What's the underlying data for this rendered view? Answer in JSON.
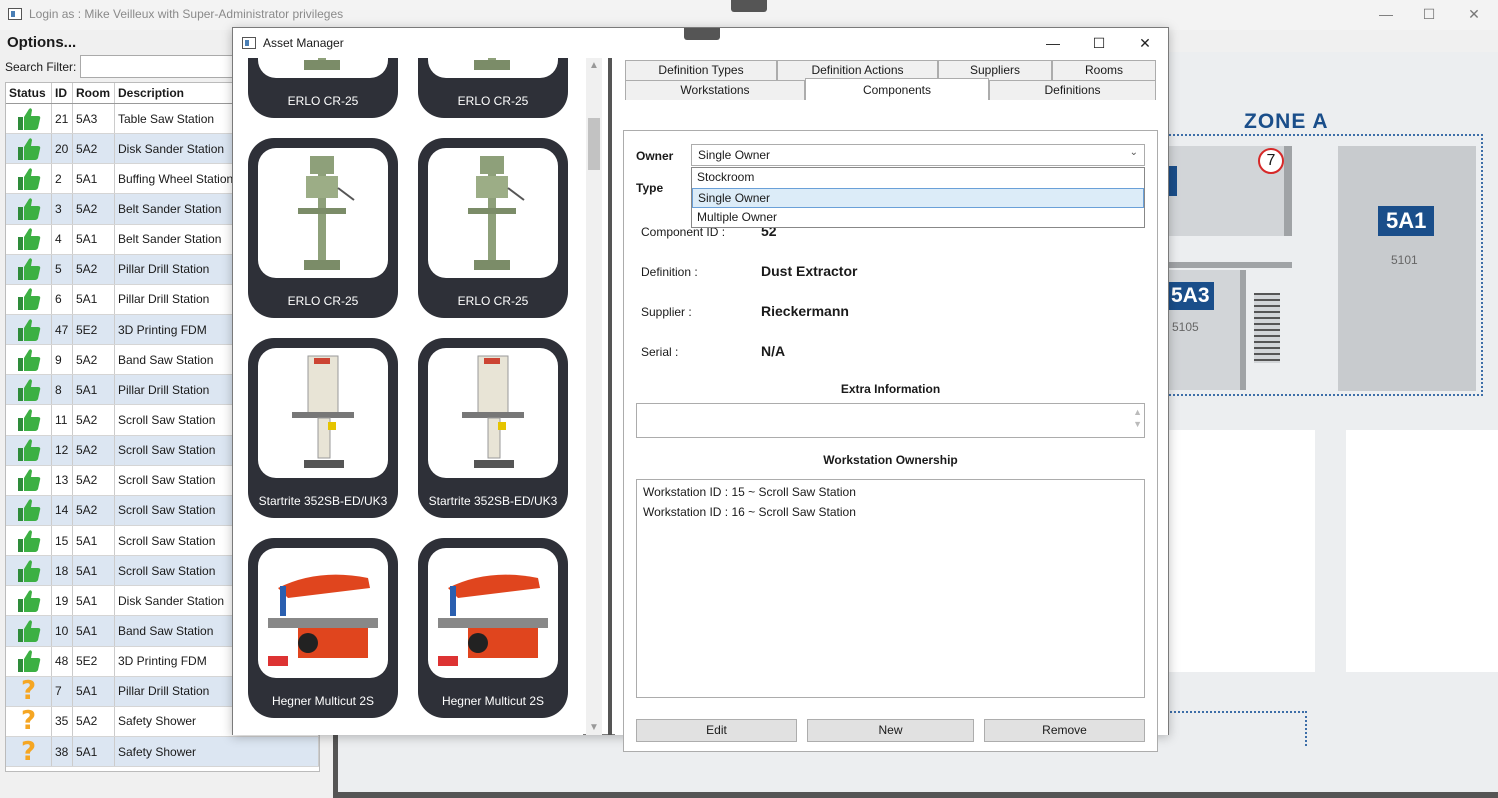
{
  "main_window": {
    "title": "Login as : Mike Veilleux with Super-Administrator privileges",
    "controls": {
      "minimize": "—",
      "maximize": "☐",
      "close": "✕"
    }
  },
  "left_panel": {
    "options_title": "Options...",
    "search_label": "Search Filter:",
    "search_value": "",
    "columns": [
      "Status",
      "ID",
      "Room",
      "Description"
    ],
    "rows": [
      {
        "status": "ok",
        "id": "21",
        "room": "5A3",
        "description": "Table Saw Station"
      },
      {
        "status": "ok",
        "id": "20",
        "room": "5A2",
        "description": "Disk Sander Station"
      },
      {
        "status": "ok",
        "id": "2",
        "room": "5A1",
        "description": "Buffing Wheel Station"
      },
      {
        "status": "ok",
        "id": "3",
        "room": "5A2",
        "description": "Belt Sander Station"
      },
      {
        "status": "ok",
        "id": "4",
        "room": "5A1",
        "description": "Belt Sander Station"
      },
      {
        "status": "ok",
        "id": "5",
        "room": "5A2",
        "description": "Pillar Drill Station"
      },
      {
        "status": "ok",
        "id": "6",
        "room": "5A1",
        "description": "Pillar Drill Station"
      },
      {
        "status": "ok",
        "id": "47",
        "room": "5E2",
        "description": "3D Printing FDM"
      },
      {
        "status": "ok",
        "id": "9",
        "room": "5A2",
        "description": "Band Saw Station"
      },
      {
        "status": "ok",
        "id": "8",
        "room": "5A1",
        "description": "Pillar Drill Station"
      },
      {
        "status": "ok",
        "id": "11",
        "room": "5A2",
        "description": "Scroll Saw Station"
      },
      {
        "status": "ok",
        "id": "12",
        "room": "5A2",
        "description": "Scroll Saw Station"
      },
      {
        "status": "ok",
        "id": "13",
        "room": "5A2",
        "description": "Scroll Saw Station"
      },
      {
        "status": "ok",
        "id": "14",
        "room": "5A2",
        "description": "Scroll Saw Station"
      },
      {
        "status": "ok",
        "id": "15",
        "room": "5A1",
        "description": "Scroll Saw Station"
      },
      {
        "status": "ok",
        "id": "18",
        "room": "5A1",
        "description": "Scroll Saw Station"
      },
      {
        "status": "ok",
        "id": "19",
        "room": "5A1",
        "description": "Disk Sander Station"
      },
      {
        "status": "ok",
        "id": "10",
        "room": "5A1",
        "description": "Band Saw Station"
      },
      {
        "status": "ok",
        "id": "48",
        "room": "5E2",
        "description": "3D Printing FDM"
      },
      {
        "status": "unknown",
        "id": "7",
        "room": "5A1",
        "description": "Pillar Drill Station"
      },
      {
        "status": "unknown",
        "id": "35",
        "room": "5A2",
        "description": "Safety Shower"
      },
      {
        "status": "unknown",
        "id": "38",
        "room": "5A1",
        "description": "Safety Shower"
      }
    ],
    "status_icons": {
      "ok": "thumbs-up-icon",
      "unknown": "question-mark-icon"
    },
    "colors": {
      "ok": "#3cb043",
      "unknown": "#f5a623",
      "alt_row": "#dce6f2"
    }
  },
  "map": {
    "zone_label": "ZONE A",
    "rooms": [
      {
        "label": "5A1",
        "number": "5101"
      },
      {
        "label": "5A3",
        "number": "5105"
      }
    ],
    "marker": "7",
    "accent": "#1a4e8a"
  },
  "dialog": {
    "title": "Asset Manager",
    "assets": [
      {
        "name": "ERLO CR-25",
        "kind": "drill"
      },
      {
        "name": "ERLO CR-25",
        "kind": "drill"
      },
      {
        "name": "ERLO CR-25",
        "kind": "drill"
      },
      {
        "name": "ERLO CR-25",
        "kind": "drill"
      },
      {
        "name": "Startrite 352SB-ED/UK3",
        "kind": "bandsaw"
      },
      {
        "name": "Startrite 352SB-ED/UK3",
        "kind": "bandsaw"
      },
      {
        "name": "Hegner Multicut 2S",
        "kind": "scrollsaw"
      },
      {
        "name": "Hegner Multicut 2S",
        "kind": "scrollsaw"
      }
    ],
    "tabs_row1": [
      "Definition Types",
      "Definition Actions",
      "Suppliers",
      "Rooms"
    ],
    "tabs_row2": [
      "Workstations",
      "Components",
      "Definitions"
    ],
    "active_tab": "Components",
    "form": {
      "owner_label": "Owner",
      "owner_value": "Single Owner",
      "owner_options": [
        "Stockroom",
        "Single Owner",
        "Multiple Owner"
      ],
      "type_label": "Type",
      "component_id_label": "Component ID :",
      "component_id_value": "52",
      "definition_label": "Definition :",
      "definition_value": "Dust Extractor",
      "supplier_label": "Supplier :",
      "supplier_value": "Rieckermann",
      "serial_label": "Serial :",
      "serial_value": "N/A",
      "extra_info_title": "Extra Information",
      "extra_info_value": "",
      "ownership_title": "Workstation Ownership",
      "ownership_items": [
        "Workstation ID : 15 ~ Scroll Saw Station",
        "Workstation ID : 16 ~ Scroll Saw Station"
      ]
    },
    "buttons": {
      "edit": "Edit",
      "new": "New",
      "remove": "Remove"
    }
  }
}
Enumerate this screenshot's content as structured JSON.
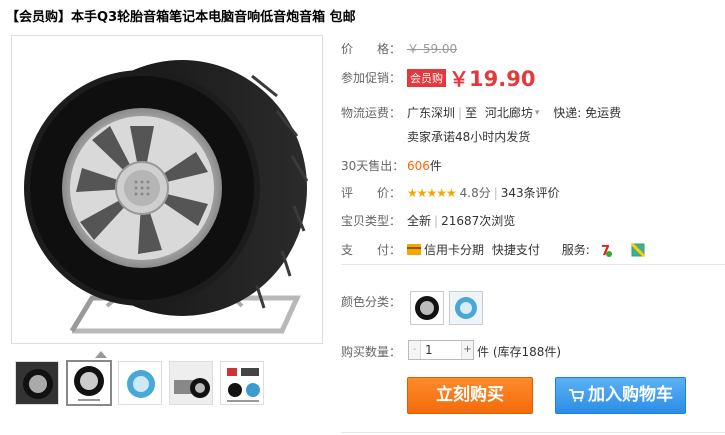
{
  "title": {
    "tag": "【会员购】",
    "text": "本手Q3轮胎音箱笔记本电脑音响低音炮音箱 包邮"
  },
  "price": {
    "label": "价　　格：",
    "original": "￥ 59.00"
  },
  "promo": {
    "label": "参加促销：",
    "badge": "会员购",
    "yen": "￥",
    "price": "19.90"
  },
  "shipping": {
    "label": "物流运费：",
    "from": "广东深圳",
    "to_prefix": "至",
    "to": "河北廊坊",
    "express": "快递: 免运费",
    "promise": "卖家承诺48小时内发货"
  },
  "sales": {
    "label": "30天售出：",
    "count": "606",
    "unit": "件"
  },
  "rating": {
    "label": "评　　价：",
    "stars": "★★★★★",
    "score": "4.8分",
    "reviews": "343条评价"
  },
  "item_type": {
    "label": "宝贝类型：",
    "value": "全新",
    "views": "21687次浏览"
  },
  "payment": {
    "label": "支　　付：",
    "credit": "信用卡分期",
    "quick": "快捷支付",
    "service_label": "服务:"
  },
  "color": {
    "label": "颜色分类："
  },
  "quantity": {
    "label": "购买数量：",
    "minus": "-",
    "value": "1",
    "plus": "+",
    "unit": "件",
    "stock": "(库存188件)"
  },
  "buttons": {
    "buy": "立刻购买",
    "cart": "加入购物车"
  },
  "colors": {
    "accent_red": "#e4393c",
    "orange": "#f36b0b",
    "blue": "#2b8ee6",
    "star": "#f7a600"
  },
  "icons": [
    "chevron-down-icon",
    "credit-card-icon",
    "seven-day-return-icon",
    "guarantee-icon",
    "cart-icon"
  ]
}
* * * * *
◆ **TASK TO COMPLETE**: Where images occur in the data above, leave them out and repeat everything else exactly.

◆ **ANSWER AREA**:
What's the underlying data for this rendered view? Answer in JSON.
{
  "main_window": {
    "title": "Login as : Mike Veilleux with Super-Administrator privileges",
    "controls": {
      "minimize": "—",
      "maximize": "☐",
      "close": "✕"
    }
  },
  "left_panel": {
    "options_title": "Options...",
    "search_label": "Search Filter:",
    "search_value": "",
    "columns": [
      "Status",
      "ID",
      "Room",
      "Description"
    ],
    "rows": [
      {
        "status": "ok",
        "id": "21",
        "room": "5A3",
        "description": "Table Saw Station"
      },
      {
        "status": "ok",
        "id": "20",
        "room": "5A2",
        "description": "Disk Sander Station"
      },
      {
        "status": "ok",
        "id": "2",
        "room": "5A1",
        "description": "Buffing Wheel Station"
      },
      {
        "status": "ok",
        "id": "3",
        "room": "5A2",
        "description": "Belt Sander Station"
      },
      {
        "status": "ok",
        "id": "4",
        "room": "5A1",
        "description": "Belt Sander Station"
      },
      {
        "status": "ok",
        "id": "5",
        "room": "5A2",
        "description": "Pillar Drill Station"
      },
      {
        "status": "ok",
        "id": "6",
        "room": "5A1",
        "description": "Pillar Drill Station"
      },
      {
        "status": "ok",
        "id": "47",
        "room": "5E2",
        "description": "3D Printing FDM"
      },
      {
        "status": "ok",
        "id": "9",
        "room": "5A2",
        "description": "Band Saw Station"
      },
      {
        "status": "ok",
        "id": "8",
        "room": "5A1",
        "description": "Pillar Drill Station"
      },
      {
        "status": "ok",
        "id": "11",
        "room": "5A2",
        "description": "Scroll Saw Station"
      },
      {
        "status": "ok",
        "id": "12",
        "room": "5A2",
        "description": "Scroll Saw Station"
      },
      {
        "status": "ok",
        "id": "13",
        "room": "5A2",
        "description": "Scroll Saw Station"
      },
      {
        "status": "ok",
        "id": "14",
        "room": "5A2",
        "description": "Scroll Saw Station"
      },
      {
        "status": "ok",
        "id": "15",
        "room": "5A1",
        "description": "Scroll Saw Station"
      },
      {
        "status": "ok",
        "id": "18",
        "room": "5A1",
        "description": "Scroll Saw Station"
      },
      {
        "status": "ok",
        "id": "19",
        "room": "5A1",
        "description": "Disk Sander Station"
      },
      {
        "status": "ok",
        "id": "10",
        "room": "5A1",
        "description": "Band Saw Station"
      },
      {
        "status": "ok",
        "id": "48",
        "room": "5E2",
        "description": "3D Printing FDM"
      },
      {
        "status": "unknown",
        "id": "7",
        "room": "5A1",
        "description": "Pillar Drill Station"
      },
      {
        "status": "unknown",
        "id": "35",
        "room": "5A2",
        "description": "Safety Shower"
      },
      {
        "status": "unknown",
        "id": "38",
        "room": "5A1",
        "description": "Safety Shower"
      }
    ],
    "status_icons": {
      "ok": "thumbs-up-icon",
      "unknown": "question-mark-icon"
    },
    "colors": {
      "ok": "#3cb043",
      "unknown": "#f5a623",
      "alt_row": "#dce6f2"
    }
  },
  "map": {
    "zone_label": "ZONE A",
    "rooms": [
      {
        "label": "5A1",
        "number": "5101"
      },
      {
        "label": "5A3",
        "number": "5105"
      }
    ],
    "marker": "7",
    "accent": "#1a4e8a"
  },
  "dialog": {
    "title": "Asset Manager",
    "assets": [
      {
        "name": "ERLO CR-25",
        "kind": "drill"
      },
      {
        "name": "ERLO CR-25",
        "kind": "drill"
      },
      {
        "name": "ERLO CR-25",
        "kind": "drill"
      },
      {
        "name": "ERLO CR-25",
        "kind": "drill"
      },
      {
        "name": "Startrite 352SB-ED/UK3",
        "kind": "bandsaw"
      },
      {
        "name": "Startrite 352SB-ED/UK3",
        "kind": "bandsaw"
      },
      {
        "name": "Hegner Multicut 2S",
        "kind": "scrollsaw"
      },
      {
        "name": "Hegner Multicut 2S",
        "kind": "scrollsaw"
      }
    ],
    "tabs_row1": [
      "Definition Types",
      "Definition Actions",
      "Suppliers",
      "Rooms"
    ],
    "tabs_row2": [
      "Workstations",
      "Components",
      "Definitions"
    ],
    "active_tab": "Components",
    "form": {
      "owner_label": "Owner",
      "owner_value": "Single Owner",
      "owner_options": [
        "Stockroom",
        "Single Owner",
        "Multiple Owner"
      ],
      "type_label": "Type",
      "component_id_label": "Component ID :",
      "component_id_value": "52",
      "definition_label": "Definition :",
      "definition_value": "Dust Extractor",
      "supplier_label": "Supplier :",
      "supplier_value": "Rieckermann",
      "serial_label": "Serial :",
      "serial_value": "N/A",
      "extra_info_title": "Extra Information",
      "extra_info_value": "",
      "ownership_title": "Workstation Ownership",
      "ownership_items": [
        "Workstation ID : 15 ~ Scroll Saw Station",
        "Workstation ID : 16 ~ Scroll Saw Station"
      ]
    },
    "buttons": {
      "edit": "Edit",
      "new": "New",
      "remove": "Remove"
    }
  }
}
Enumerate this screenshot's content as structured JSON.
{
  "title": {
    "tag": "【会员购】",
    "text": "本手Q3轮胎音箱笔记本电脑音响低音炮音箱 包邮"
  },
  "price": {
    "label": "价　　格：",
    "original": "￥ 59.00"
  },
  "promo": {
    "label": "参加促销：",
    "badge": "会员购",
    "yen": "￥",
    "price": "19.90"
  },
  "shipping": {
    "label": "物流运费：",
    "from": "广东深圳",
    "to_prefix": "至",
    "to": "河北廊坊",
    "express": "快递: 免运费",
    "promise": "卖家承诺48小时内发货"
  },
  "sales": {
    "label": "30天售出：",
    "count": "606",
    "unit": "件"
  },
  "rating": {
    "label": "评　　价：",
    "stars": "★★★★★",
    "score": "4.8分",
    "reviews": "343条评价"
  },
  "item_type": {
    "label": "宝贝类型：",
    "value": "全新",
    "views": "21687次浏览"
  },
  "payment": {
    "label": "支　　付：",
    "credit": "信用卡分期",
    "quick": "快捷支付",
    "service_label": "服务:"
  },
  "color": {
    "label": "颜色分类："
  },
  "quantity": {
    "label": "购买数量：",
    "minus": "-",
    "value": "1",
    "plus": "+",
    "unit": "件",
    "stock": "(库存188件)"
  },
  "buttons": {
    "buy": "立刻购买",
    "cart": "加入购物车"
  },
  "colors": {
    "accent_red": "#e4393c",
    "orange": "#f36b0b",
    "blue": "#2b8ee6",
    "star": "#f7a600"
  },
  "icons": [
    "chevron-down-icon",
    "credit-card-icon",
    "seven-day-return-icon",
    "guarantee-icon",
    "cart-icon"
  ]
}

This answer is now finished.